- Spray dried products are always ready for use. (They require no overnight swelling or melting etc.).
- The costs of product transport and storage are considerably reduced, and thus long distance and even overseas transport is possible.
The main users of egg products are bakeries, confectionery, macaroni, and noodle manufacturers, the meat handling industry, large scale catering, hotels, etc.
Spray Drying Process
The spray drying process enables removal of nearly all the water from a heat sensitive biological product like eggs in such a way that the valuable constituents are not only unaffected but even further refined. The basic feature of spray drying that enables this is the atomization of the liquid egg product into a spray of droplets that is dispersed into hot air. The spray has an extensive surface area and moisture evaporation is virtually instantaneous. Because of that the product temperature is maintained well below levels that cause potential heat damage and deterioration in the valuable properties of egg products.

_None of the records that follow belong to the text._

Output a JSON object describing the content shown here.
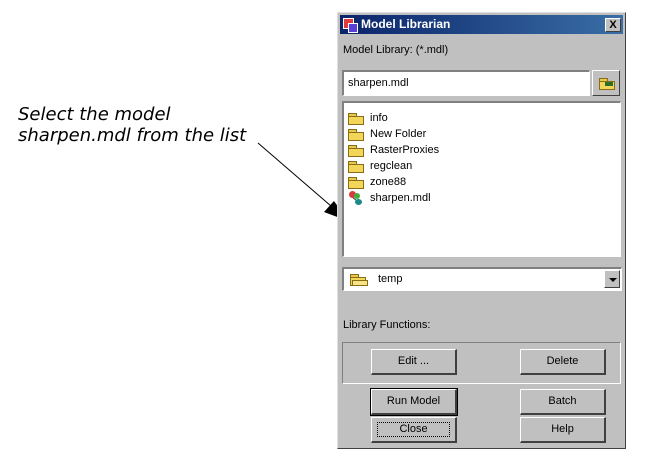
{
  "annotation": {
    "line1": "Select the model",
    "line2": "sharpen.mdl from the list"
  },
  "window": {
    "title": "Model Librarian",
    "close_label": "X",
    "library_label": "Model Library: (*.mdl)",
    "file_input_value": "sharpen.mdl",
    "files": [
      {
        "name": "info",
        "icon": "folder-icon"
      },
      {
        "name": "New Folder",
        "icon": "folder-icon"
      },
      {
        "name": "RasterProxies",
        "icon": "folder-icon"
      },
      {
        "name": "regclean",
        "icon": "folder-icon"
      },
      {
        "name": "zone88",
        "icon": "folder-icon"
      },
      {
        "name": "sharpen.mdl",
        "icon": "model-icon"
      }
    ],
    "directory": "temp",
    "functions_label": "Library Functions:",
    "buttons": {
      "edit": "Edit ...",
      "delete": "Delete",
      "run_model": "Run Model",
      "batch": "Batch",
      "close": "Close",
      "help": "Help"
    }
  },
  "colors": {
    "titlebar_start": "#0a246a",
    "titlebar_end": "#3a6ea5",
    "dialog_face": "#c0c0c0"
  }
}
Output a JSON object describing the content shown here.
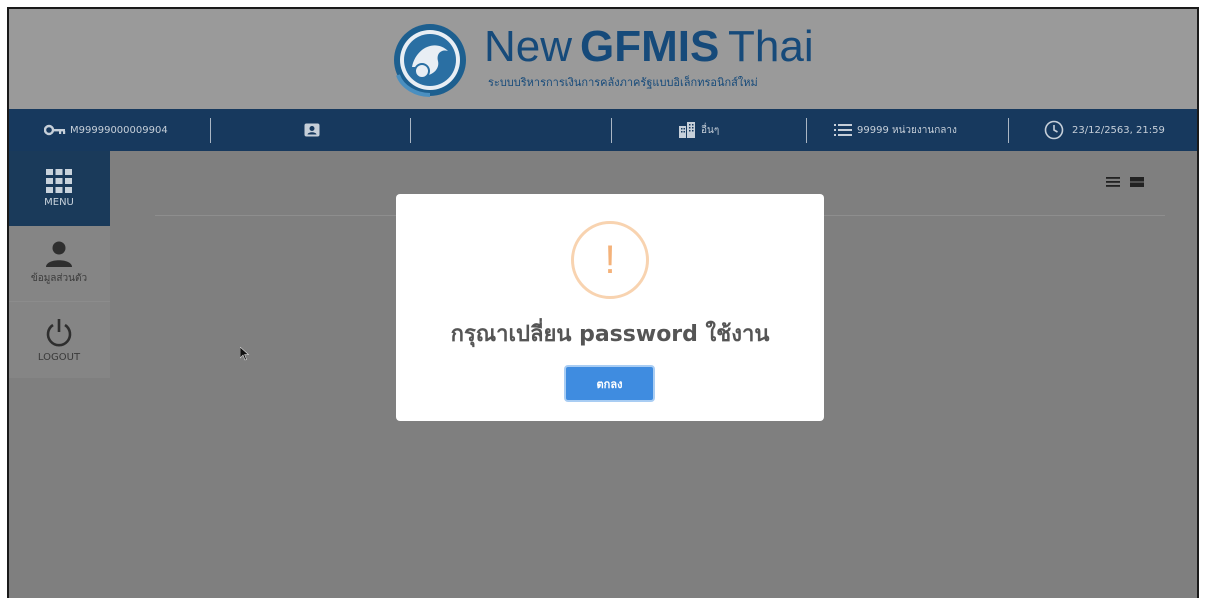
{
  "logo": {
    "word_new": "New",
    "word_gfmis": "GFMIS",
    "word_thai": "Thai",
    "subtitle": "ระบบบริหารการเงินการคลังภาครัฐแบบอิเล็กทรอนิกส์ใหม่"
  },
  "infobar": {
    "user_id": "M99999000009904",
    "org_label": "อื่นๆ",
    "department": "99999 หน่วยงานกลาง",
    "datetime": "23/12/2563, 21:59"
  },
  "sidebar": {
    "items": [
      {
        "label": "MENU",
        "icon": "grid-icon"
      },
      {
        "label": "ข้อมูลส่วนตัว",
        "icon": "user-icon"
      },
      {
        "label": "LOGOUT",
        "icon": "power-icon"
      }
    ]
  },
  "dialog": {
    "message": "กรุณาเปลี่ยน password ใช้งาน",
    "icon_glyph": "!",
    "ok_label": "ตกลง"
  },
  "colors": {
    "brand_navy": "#17395e",
    "logo_blue": "#164a7a",
    "button_blue": "#3f8ce0",
    "warning_orange": "#f4b27a"
  }
}
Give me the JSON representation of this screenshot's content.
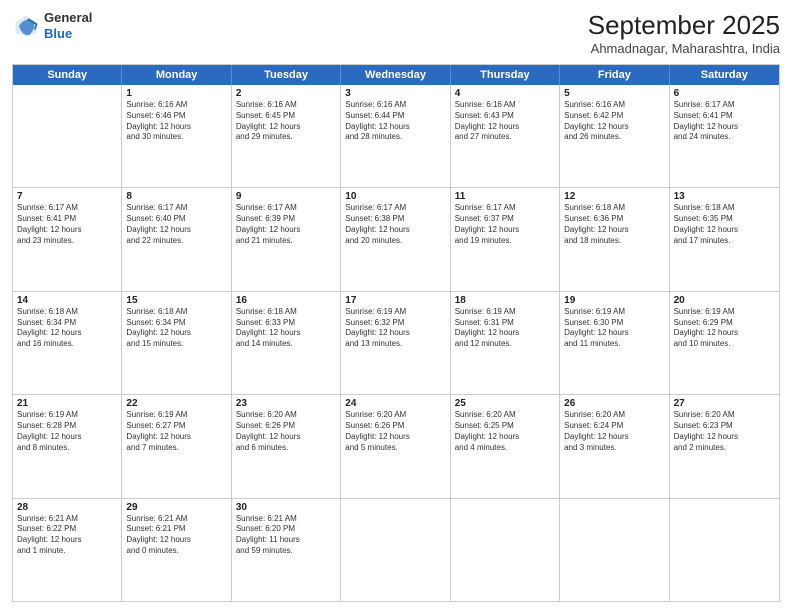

Successful application of spray drying requires obtaining a spray of well defined characteristics (droplet size and size distribution) and optimum spray-air mixing through control of atomization, drying air properties and air distribution.
Atomization of liquid to form a spray can be achieved by several methods. Each one results in sprays of different characteristics. The most important ones utilize centrifugal pressure, or kinetic energy.
Rotary atomization based on centrifugal energy is the type of atomization that most readily produces the required characteristics for egg products. Sprays are formed from a rotating wheel. Atomizer wheels have the advantage of flexibility by successfully handling liquids of widely varying properties. Atomizer performance is controlled by the wheel diameter and speed of rotation. Values of the variables are selected according to the liquid product and required dried properties.
Careful selection of all processing stages and especially close control of the spray drying stage enable the meeting of desired dried egg properties. These include moisture content, particle and bulk density, particle size distribution, colour, baking and foaming properties, etc.
The spray drying process has been used for a long time within the egg processing industry, however, there are other methods of drying eggs. The oldest method is tray drying, which has been used for many decades to produce a so-called crystallized egg white. This has now been replaced by spray dried egg white, which besides the same excellent functional properties has a superior microbiological quality and is more ready-to-use. Some other drying principles than spray drying have been investigated recently, for example foam drying (inert gas is introduced in the feed prior to drying) and freeze drying (under high vacuum the water content of the frozen product is removed by sublimation). With the continuing advances in spray drying technology, it seems unlikely that these other techniques will replace spray drying in the future.